Estuaries, beaches, and dunes provide habitat for coastal species of conservation concern and support active fisheries. Located at the boundary of land and sea, these ecosystems are uniquely vulnerable to climate change-driven shifts in terrestrial runoff, storm surge, and sea level.  Extensive urban and industrial development surrounding many of these ecosystems compromises their resiliency and ability to provide valued ecosystem services.  While many of the direct effects of climate change and development on coastal ecosystems have been documented, science has only recently begun to consider more fully the potential impacts of their coupled human-natural system dynamics.
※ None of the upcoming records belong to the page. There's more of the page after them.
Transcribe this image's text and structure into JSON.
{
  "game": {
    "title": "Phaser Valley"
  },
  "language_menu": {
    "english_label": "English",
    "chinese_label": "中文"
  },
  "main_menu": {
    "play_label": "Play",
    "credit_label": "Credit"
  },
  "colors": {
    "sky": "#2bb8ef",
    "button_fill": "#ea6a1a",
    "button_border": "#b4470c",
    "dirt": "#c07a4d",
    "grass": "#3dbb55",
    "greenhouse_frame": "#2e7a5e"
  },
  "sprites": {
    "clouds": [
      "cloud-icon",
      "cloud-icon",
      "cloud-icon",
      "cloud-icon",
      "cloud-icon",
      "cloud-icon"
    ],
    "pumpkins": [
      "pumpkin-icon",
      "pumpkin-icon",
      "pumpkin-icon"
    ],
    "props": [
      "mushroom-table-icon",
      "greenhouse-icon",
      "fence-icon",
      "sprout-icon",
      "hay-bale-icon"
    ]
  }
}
Such dynamics can give rise to non-linear ‘tipping point’ responses within urban coastal ecosystems, an outcome rarely addressed in current literature.  Rutgers faculty working in related areas have expertise in biodiversity conservation, food web dynamics, coastal biogeochemistry, climate and sea-level change, spatial analysis, environmental sociology, and land use policy.  Examples of potential research topics include feedbacks between landowner responses to sea-level rise and efforts to conserve coastal biodiversity, the influence of changing river discharge on estuarine food webs and contaminant bioaccumulation, and strategies for monitoring and analyzing the multi-decadal socioecological dynamics of coastal change.
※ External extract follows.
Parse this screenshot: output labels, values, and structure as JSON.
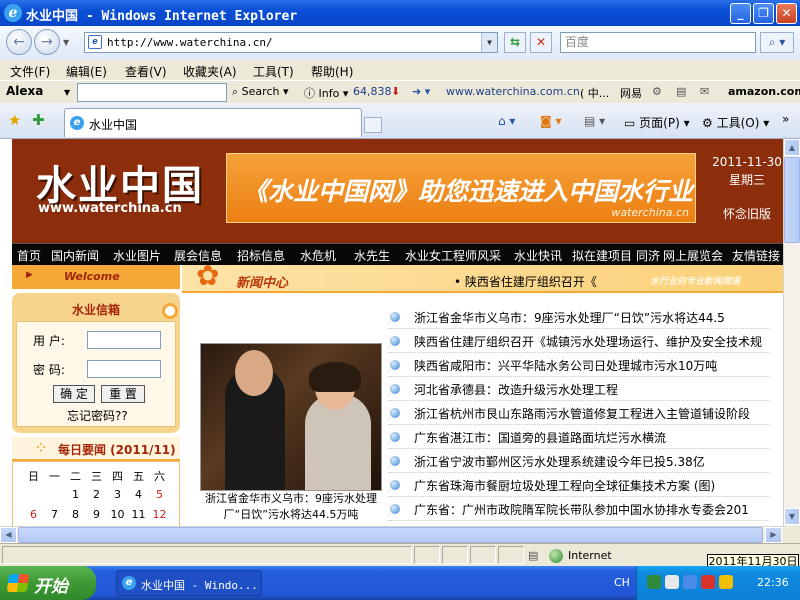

Humans rely on marine ecosystems, from the microscopic phytoplankton that produce half the oxygen we breathe to the fish and other animals that provide food for more than half the world’s people. Most marine organisms, including viruses, phytoplankton, and larval fish, spend life in the water column as microscopic plankton, floating with the ocean currents. For these drifters, feeding, movement, and species interactions are governed by a cascade of physical processes ranging from microscale turbulence to mesoscale eddies. Some plankton can influence their movement by regulating their buoyancy or by actively swimming, but none can escape transport by ocean physics. This situation creates a fascinating and poorly understood set of interactions between biological and physical processes that stretch across spatial scales of millimeters to kilometers and temporal scales of seconds to years. A better understanding of these interactions is key to predicting emergent population dynamics in the ocean. Rutgers faculty working in related areas have expertise in the observation and modeling of ocean physics, phytoplankton physiology, biophysical interactions, marine metapopulation dynamics, and marine ecology. Examples of potential research topics include phytoplankton-virus-turbulence or larval-turbulence interactions, the propagation of phytoplankton bloom demise, and the emergent properties of larval dispersal across the seascape, with an ultimate goal of connecting microscale biophysical interactions to dynamics of marine populations.